[Web page and app entries]

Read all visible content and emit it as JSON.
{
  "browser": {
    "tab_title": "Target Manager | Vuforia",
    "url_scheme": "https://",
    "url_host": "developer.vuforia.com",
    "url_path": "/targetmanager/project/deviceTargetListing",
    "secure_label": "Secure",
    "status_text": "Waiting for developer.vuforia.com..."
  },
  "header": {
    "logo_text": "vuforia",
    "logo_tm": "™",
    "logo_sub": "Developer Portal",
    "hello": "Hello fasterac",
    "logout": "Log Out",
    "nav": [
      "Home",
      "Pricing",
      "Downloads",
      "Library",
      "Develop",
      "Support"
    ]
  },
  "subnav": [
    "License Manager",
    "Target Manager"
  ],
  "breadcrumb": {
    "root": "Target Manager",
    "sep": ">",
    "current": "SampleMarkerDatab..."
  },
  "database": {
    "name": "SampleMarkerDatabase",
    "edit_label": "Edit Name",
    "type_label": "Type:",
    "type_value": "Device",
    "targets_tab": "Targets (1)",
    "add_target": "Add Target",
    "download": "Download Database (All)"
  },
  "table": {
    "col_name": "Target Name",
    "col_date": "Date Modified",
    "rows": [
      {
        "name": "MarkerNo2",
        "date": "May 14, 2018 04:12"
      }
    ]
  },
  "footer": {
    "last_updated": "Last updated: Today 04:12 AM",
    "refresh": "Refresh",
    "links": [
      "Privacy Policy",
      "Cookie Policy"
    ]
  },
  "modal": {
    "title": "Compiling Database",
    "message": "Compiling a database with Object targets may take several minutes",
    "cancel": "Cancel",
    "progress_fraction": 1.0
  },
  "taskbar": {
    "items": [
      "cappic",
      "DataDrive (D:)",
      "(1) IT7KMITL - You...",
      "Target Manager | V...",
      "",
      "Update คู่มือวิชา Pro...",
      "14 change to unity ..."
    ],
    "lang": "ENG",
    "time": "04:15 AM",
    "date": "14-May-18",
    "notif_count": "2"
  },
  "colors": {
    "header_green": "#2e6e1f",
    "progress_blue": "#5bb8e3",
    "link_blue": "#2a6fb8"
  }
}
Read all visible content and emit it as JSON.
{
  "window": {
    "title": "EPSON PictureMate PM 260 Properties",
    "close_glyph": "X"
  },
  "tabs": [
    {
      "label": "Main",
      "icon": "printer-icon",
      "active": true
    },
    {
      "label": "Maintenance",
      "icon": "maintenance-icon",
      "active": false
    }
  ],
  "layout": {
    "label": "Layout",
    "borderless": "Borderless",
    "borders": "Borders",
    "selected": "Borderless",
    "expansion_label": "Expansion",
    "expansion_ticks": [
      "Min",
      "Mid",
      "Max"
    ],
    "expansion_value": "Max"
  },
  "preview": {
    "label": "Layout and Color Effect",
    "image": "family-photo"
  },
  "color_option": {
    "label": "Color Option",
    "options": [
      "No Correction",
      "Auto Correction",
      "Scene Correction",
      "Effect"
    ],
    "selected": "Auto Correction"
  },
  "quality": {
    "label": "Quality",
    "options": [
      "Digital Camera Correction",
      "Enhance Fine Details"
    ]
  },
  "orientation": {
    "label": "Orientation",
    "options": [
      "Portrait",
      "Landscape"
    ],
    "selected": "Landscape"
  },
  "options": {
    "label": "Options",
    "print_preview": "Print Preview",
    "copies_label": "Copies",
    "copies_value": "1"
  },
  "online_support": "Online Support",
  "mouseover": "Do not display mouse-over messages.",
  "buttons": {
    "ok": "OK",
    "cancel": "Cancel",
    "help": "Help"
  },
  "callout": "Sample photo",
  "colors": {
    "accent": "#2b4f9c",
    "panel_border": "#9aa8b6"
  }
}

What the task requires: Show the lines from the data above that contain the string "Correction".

Problem solution:
      "No Correction",
      "Auto Correction",
      "Scene Correction",
    "selected": "Auto Correction"
      "Digital Camera Correction",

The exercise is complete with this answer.